- **YOUR INSTRUCTIONS**
Apart from the pictures, every record here must be copied word for word.

EXTRACTED MATERIAL Start Marker

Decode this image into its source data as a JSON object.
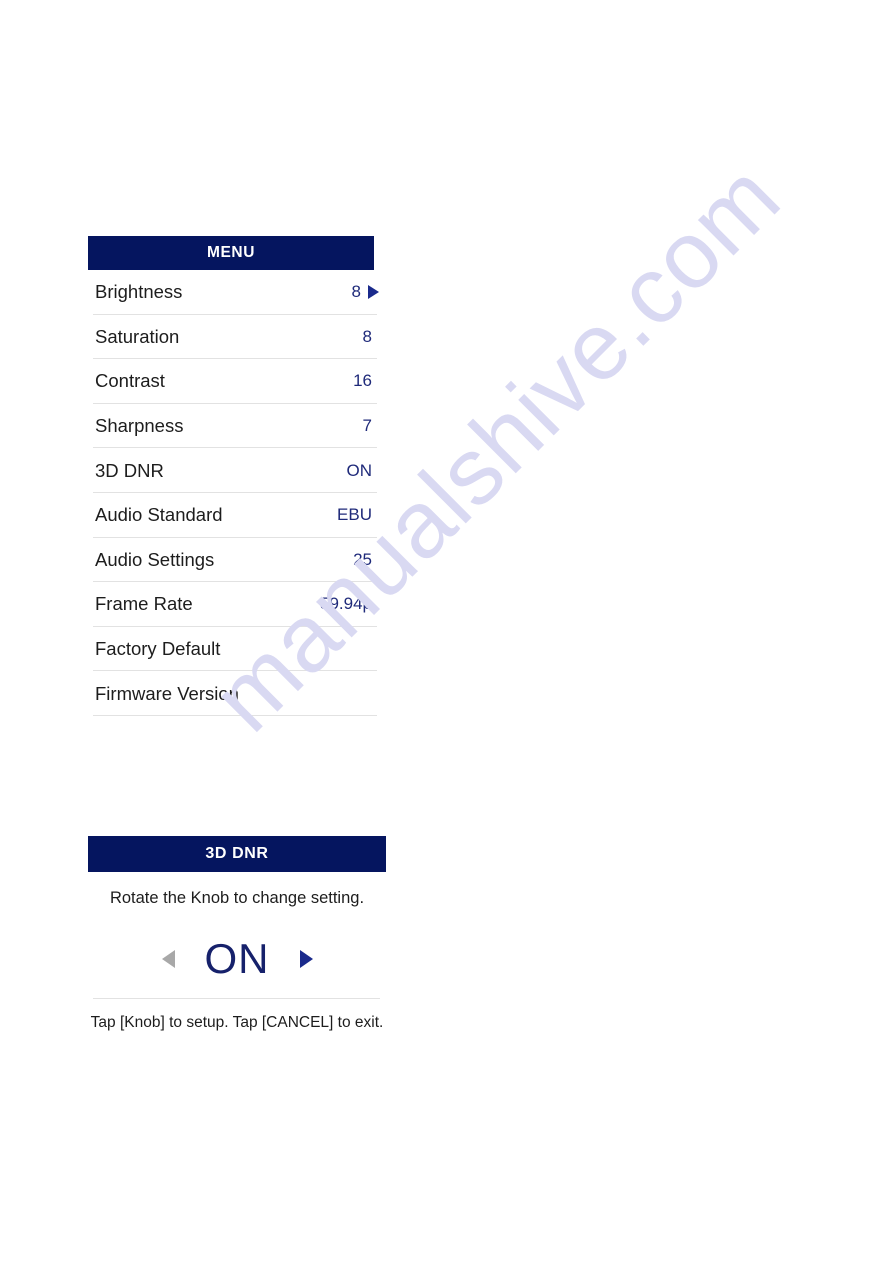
{
  "watermark": {
    "text": "manualshive.com"
  },
  "menu_panel": {
    "title": "MENU",
    "rows": [
      {
        "label": "Brightness",
        "value": "8",
        "has_caret": true
      },
      {
        "label": "Saturation",
        "value": "8",
        "has_caret": false
      },
      {
        "label": "Contrast",
        "value": "16",
        "has_caret": false
      },
      {
        "label": "Sharpness",
        "value": "7",
        "has_caret": false
      },
      {
        "label": "3D DNR",
        "value": "ON",
        "has_caret": false
      },
      {
        "label": "Audio Standard",
        "value": "EBU",
        "has_caret": false
      },
      {
        "label": "Audio Settings",
        "value": "25",
        "has_caret": false
      },
      {
        "label": "Frame Rate",
        "value": "59.94p",
        "has_caret": false
      },
      {
        "label": "Factory Default",
        "value": "",
        "has_caret": false
      },
      {
        "label": "Firmware Version",
        "value": "",
        "has_caret": false
      }
    ]
  },
  "dnr_panel": {
    "title": "3D DNR",
    "hint": "Rotate the Knob to change setting.",
    "value": "ON",
    "prev_arrow": "left-arrow-icon",
    "next_arrow": "right-arrow-icon",
    "footer": "Tap [Knob] to setup. Tap [CANCEL] to exit."
  },
  "colors": {
    "header_navy": "#05155f",
    "value_blue": "#1f2a7a",
    "caret_blue": "#1a2a8c",
    "arrow_disabled_grey": "#a8a8a8",
    "divider_grey": "#e2e2e2",
    "watermark_lavender": "#d9d9f2",
    "page_background": "#ffffff"
  }
}
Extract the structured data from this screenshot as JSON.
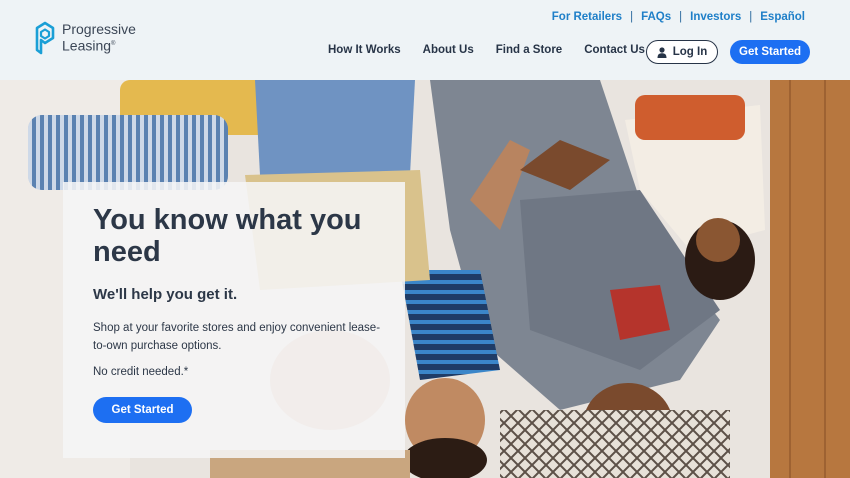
{
  "brand": {
    "name_line1": "Progressive",
    "name_line2": "Leasing",
    "trademark": "®"
  },
  "utility_nav": [
    "For Retailers",
    "FAQs",
    "Investors",
    "Español"
  ],
  "main_nav": [
    "How It Works",
    "About Us",
    "Find a Store",
    "Contact Us"
  ],
  "header": {
    "login_label": "Log In",
    "cta_label": "Get Started"
  },
  "hero": {
    "headline": "You know what you need",
    "subheadline": "We'll help you get it.",
    "description": "Shop at your favorite stores and enjoy convenient lease-to-own purchase options.",
    "note": "No credit needed.*",
    "cta_label": "Get Started",
    "photo_icon": "family-photo"
  },
  "colors": {
    "accent": "#1d6ff2",
    "link": "#1f7fc8",
    "text": "#2c3747",
    "header_bg": "#eef3f6"
  }
}
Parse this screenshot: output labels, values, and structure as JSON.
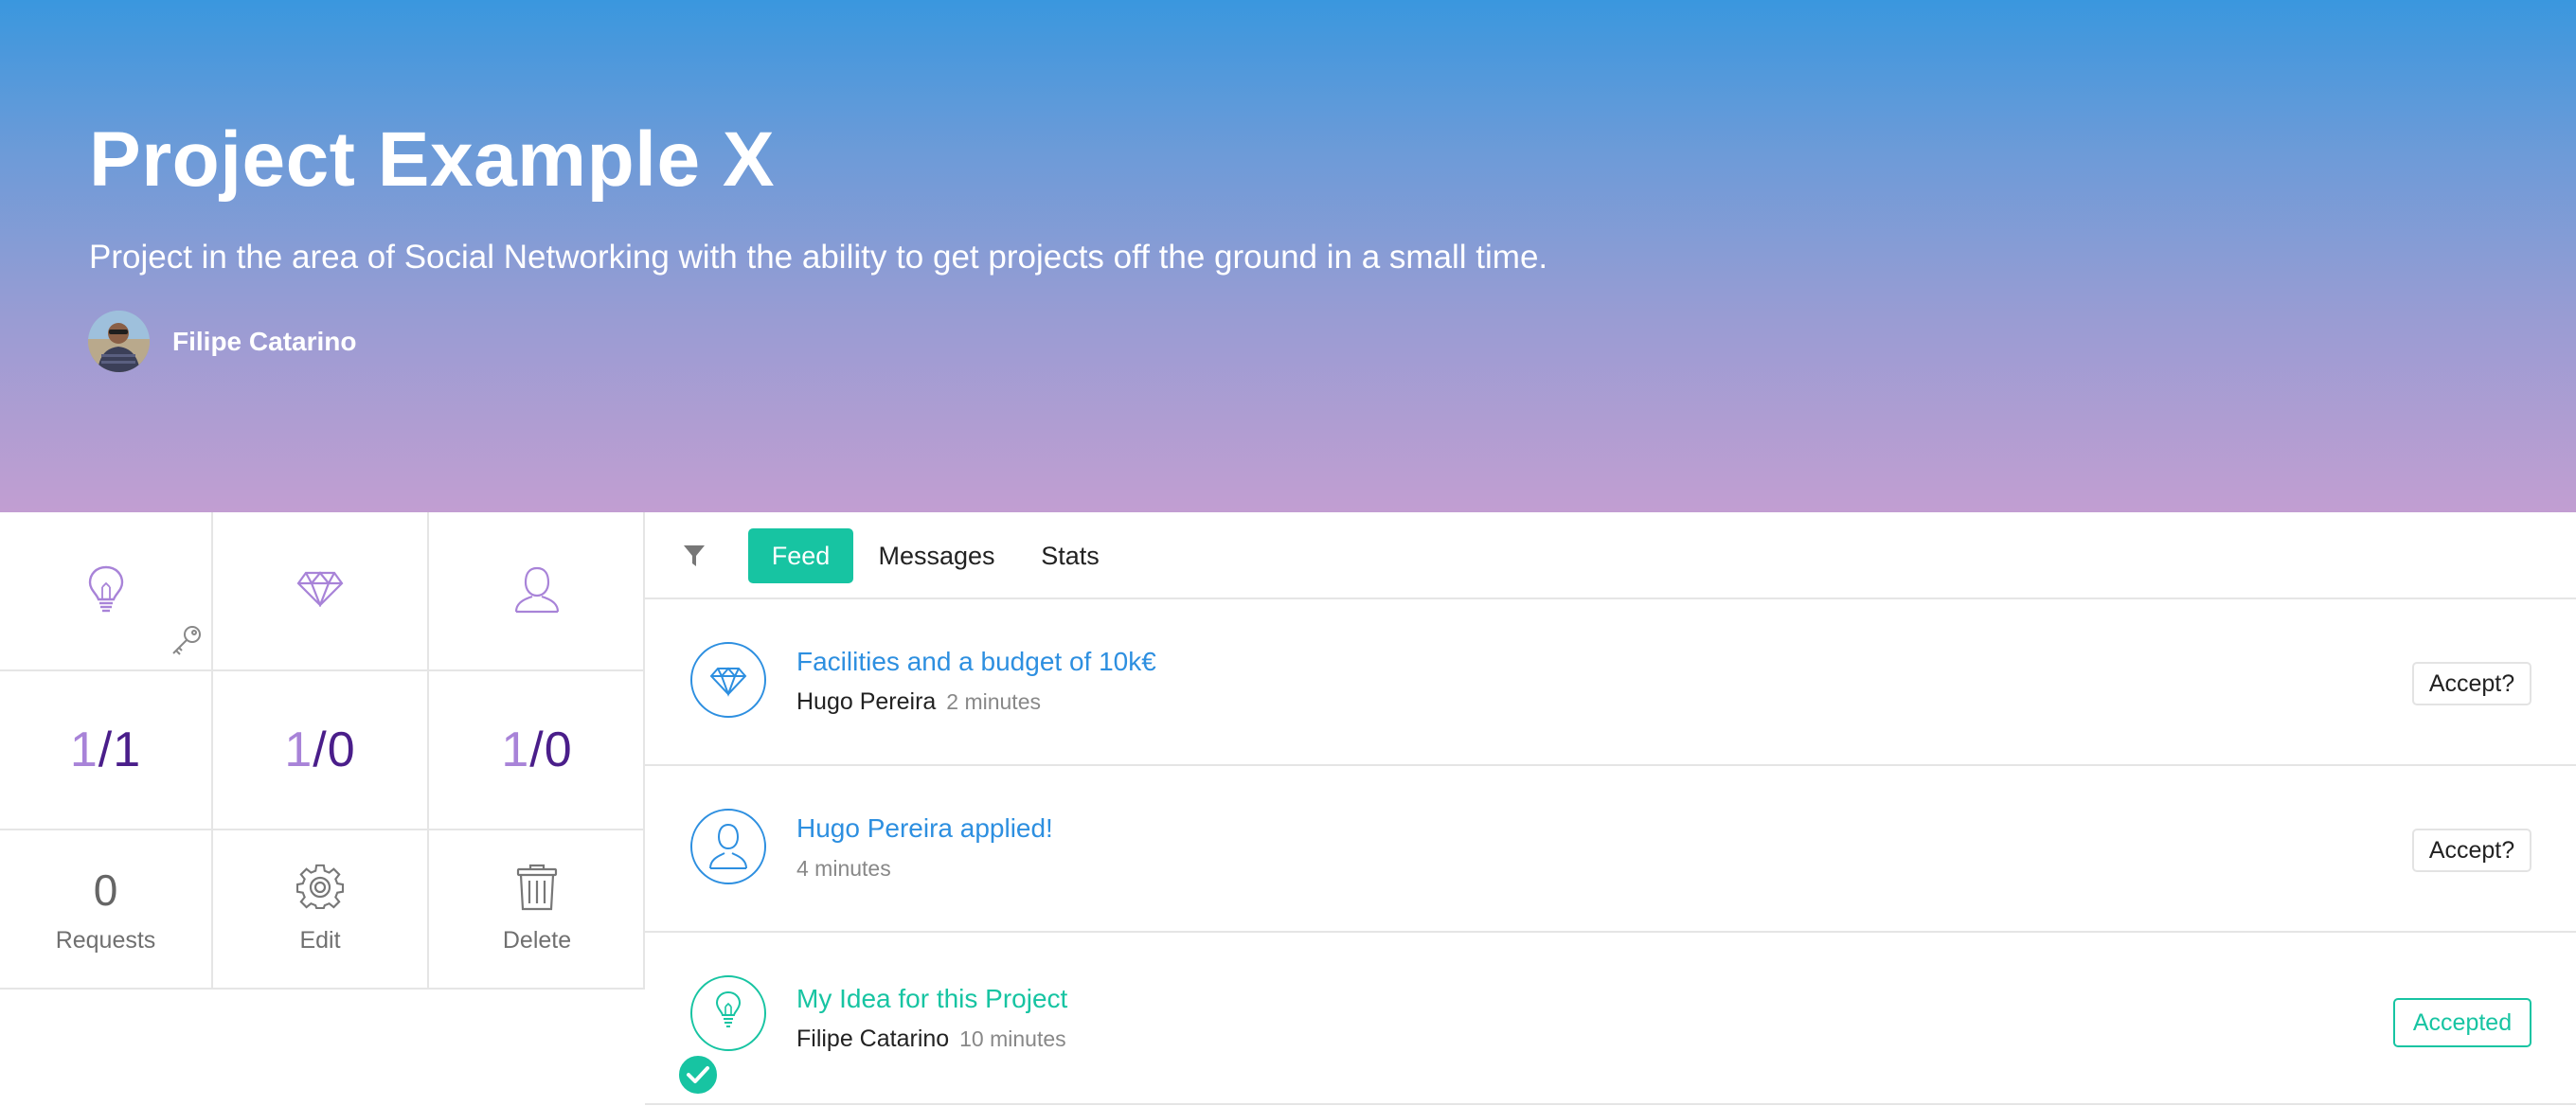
{
  "colors": {
    "accent": "#17c4a2",
    "link_blue": "#2d8fe0",
    "purple_light": "#a883d8",
    "purple_dark": "#4a1e8a",
    "hero_top": "#3a97de",
    "hero_bottom": "#c29ed2"
  },
  "hero": {
    "title": "Project Example X",
    "description": "Project in the area of Social Networking with the ability to get projects off the ground in a small time.",
    "owner_name": "Filipe Catarino"
  },
  "stats": {
    "icons": [
      "lightbulb-icon",
      "diamond-icon",
      "user-icon"
    ],
    "ratios": [
      {
        "a": "1",
        "sep": "/",
        "b": "1"
      },
      {
        "a": "1",
        "sep": "/",
        "b": "0"
      },
      {
        "a": "1",
        "sep": "/",
        "b": "0"
      }
    ],
    "requests_count": "0",
    "requests_label": "Requests",
    "edit_label": "Edit",
    "delete_label": "Delete"
  },
  "tabs": {
    "items": [
      {
        "label": "Feed",
        "active": true
      },
      {
        "label": "Messages",
        "active": false
      },
      {
        "label": "Stats",
        "active": false
      }
    ]
  },
  "feed": {
    "items": [
      {
        "icon": "diamond-icon",
        "title": "Facilities and a budget of 10k€",
        "author": "Hugo Pereira",
        "time": "2 minutes",
        "action": "Accept?",
        "state": "pending"
      },
      {
        "icon": "user-icon",
        "title": "Hugo Pereira applied!",
        "author": "",
        "time": "4 minutes",
        "action": "Accept?",
        "state": "pending"
      },
      {
        "icon": "lightbulb-icon",
        "title": "My Idea for this Project",
        "author": "Filipe Catarino",
        "time": "10 minutes",
        "action": "Accepted",
        "state": "accepted"
      }
    ]
  }
}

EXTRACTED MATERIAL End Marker

- **WRITTEN ANSWER**
Decode this image into its source data as a JSON object.
{
  "watermark": {
    "text": "manualshive.com"
  },
  "menu_panel": {
    "title": "MENU",
    "rows": [
      {
        "label": "Brightness",
        "value": "8",
        "has_caret": true
      },
      {
        "label": "Saturation",
        "value": "8",
        "has_caret": false
      },
      {
        "label": "Contrast",
        "value": "16",
        "has_caret": false
      },
      {
        "label": "Sharpness",
        "value": "7",
        "has_caret": false
      },
      {
        "label": "3D DNR",
        "value": "ON",
        "has_caret": false
      },
      {
        "label": "Audio Standard",
        "value": "EBU",
        "has_caret": false
      },
      {
        "label": "Audio Settings",
        "value": "25",
        "has_caret": false
      },
      {
        "label": "Frame Rate",
        "value": "59.94p",
        "has_caret": false
      },
      {
        "label": "Factory Default",
        "value": "",
        "has_caret": false
      },
      {
        "label": "Firmware Version",
        "value": "",
        "has_caret": false
      }
    ]
  },
  "dnr_panel": {
    "title": "3D DNR",
    "hint": "Rotate the Knob to change setting.",
    "value": "ON",
    "prev_arrow": "left-arrow-icon",
    "next_arrow": "right-arrow-icon",
    "footer": "Tap [Knob] to setup. Tap [CANCEL] to exit."
  },
  "colors": {
    "header_navy": "#05155f",
    "value_blue": "#1f2a7a",
    "caret_blue": "#1a2a8c",
    "arrow_disabled_grey": "#a8a8a8",
    "divider_grey": "#e2e2e2",
    "watermark_lavender": "#d9d9f2",
    "page_background": "#ffffff"
  }
}
Extract the structured data from this screenshot as JSON.
{
  "brand": {
    "name_line1": "Progressive",
    "name_line2": "Leasing",
    "trademark": "®"
  },
  "utility_nav": [
    "For Retailers",
    "FAQs",
    "Investors",
    "Español"
  ],
  "main_nav": [
    "How It Works",
    "About Us",
    "Find a Store",
    "Contact Us"
  ],
  "header": {
    "login_label": "Log In",
    "cta_label": "Get Started"
  },
  "hero": {
    "headline": "You know what you need",
    "subheadline": "We'll help you get it.",
    "description": "Shop at your favorite stores and enjoy convenient lease-to-own purchase options.",
    "note": "No credit needed.*",
    "cta_label": "Get Started",
    "photo_icon": "family-photo"
  },
  "colors": {
    "accent": "#1d6ff2",
    "link": "#1f7fc8",
    "text": "#2c3747",
    "header_bg": "#eef3f6"
  }
}
Parse this screenshot: output labels, values, and structure as JSON.
{
  "colors": {
    "accent": "#17c4a2",
    "link_blue": "#2d8fe0",
    "purple_light": "#a883d8",
    "purple_dark": "#4a1e8a",
    "hero_top": "#3a97de",
    "hero_bottom": "#c29ed2"
  },
  "hero": {
    "title": "Project Example X",
    "description": "Project in the area of Social Networking with the ability to get projects off the ground in a small time.",
    "owner_name": "Filipe Catarino"
  },
  "stats": {
    "icons": [
      "lightbulb-icon",
      "diamond-icon",
      "user-icon"
    ],
    "ratios": [
      {
        "a": "1",
        "sep": "/",
        "b": "1"
      },
      {
        "a": "1",
        "sep": "/",
        "b": "0"
      },
      {
        "a": "1",
        "sep": "/",
        "b": "0"
      }
    ],
    "requests_count": "0",
    "requests_label": "Requests",
    "edit_label": "Edit",
    "delete_label": "Delete"
  },
  "tabs": {
    "items": [
      {
        "label": "Feed",
        "active": true
      },
      {
        "label": "Messages",
        "active": false
      },
      {
        "label": "Stats",
        "active": false
      }
    ]
  },
  "feed": {
    "items": [
      {
        "icon": "diamond-icon",
        "title": "Facilities and a budget of 10k€",
        "author": "Hugo Pereira",
        "time": "2 minutes",
        "action": "Accept?",
        "state": "pending"
      },
      {
        "icon": "user-icon",
        "title": "Hugo Pereira applied!",
        "author": "",
        "time": "4 minutes",
        "action": "Accept?",
        "state": "pending"
      },
      {
        "icon": "lightbulb-icon",
        "title": "My Idea for this Project",
        "author": "Filipe Catarino",
        "time": "10 minutes",
        "action": "Accepted",
        "state": "accepted"
      }
    ]
  }
}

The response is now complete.